Boeing 737 MAX airplanes, along with one Boeing 787 at top, are parked at Grant County International Airport October 23, 2019 in Moses Lake, Washington.
David Ryder | Getty Images
Boeing posted a $2.4 billion loss for the second quarter and said it plans to slow production of its main commercial aircraft as the coronavirus pandemic hurts demand for new planes and its best-selling 737 Max jets remain grounded.
Revenue fell 25% from the year-ago quarter to $11.8 billion below analysts estimates.
The pandemic has driven up financial losses at Boeing’s airline customers and hurt demand for new planes, though Boeing was in crisis before coronavirus spread around the world. Boeing’s shares are trading at roughly half their value from a year ago, and its best-selling plane, the 737 Max, has been grounded since March 2019 following two fatal crashes. Regulators aren’t expected to clear the planes to fly again before the fall.
Here’s what Wall Street expected, based on average analysts estimates compiled by Refinitiv.
- EPS: A loss of $2.54 per share
- Revenue: $13.16 billion expected.
The lengthy grounding of the 737 Max along with financial pain at carriers has driven up cancellations of new Boeing jetliners this year, meaning less cash for manufacturers and suppliers.
Boeing is set to detail the impact of weaker demand for its aircraft and deferrals of new orders, a soured outlook that has rippled down to big suppliers like engine-maker General Electric and Spirit Aerosystems. Spirit, which makes the fuselages for the Max, asked lenders to loosen the terms on some of its debt, sharing a forecast for far fewer deliveries of the 737s than originally expected, according to a forecast seen by CNBC. Boeing has more than 470 planes sitting on the ground that haven’t been delivered to customers, most of them 737 Max jets, according to consulting firm Ascend by Cirium.
Airbus, Boeing’s main rival, is set to report results on Thursday.
Boeing’s CEO Dave Calhoun in April said air travel demand will likely take two or three years to recover. International demand has been particularly soft, hurting the outlook for Boeing’s widebody commercial planes, like the 787 Dreamliner. The International Air Transport Association, a trade group that represents most of the world’s airlines, on Tuesday said it expects passenger air travel demand globally to recover to 2019 levels in 2024, a year later than it previously forecast.
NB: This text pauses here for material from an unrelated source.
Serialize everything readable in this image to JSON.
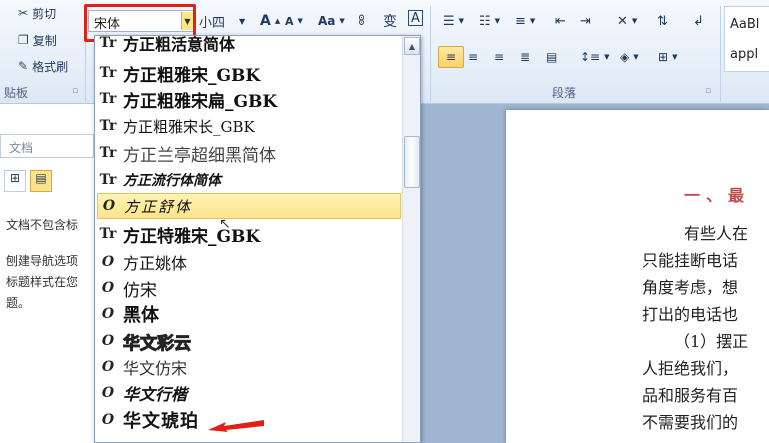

The company has been slashing costs and said this spring it aims to cut 10% of its workforce of about 160,000 people. It has also shored up liquidity with a monster $25 billion debt sale in April, Boeing’s largest ever, to help weather the crisis.
Boeing executives will detail results on a 10:30 a.m. ET call on Wednesday.
This story is developing. Please check back for updates.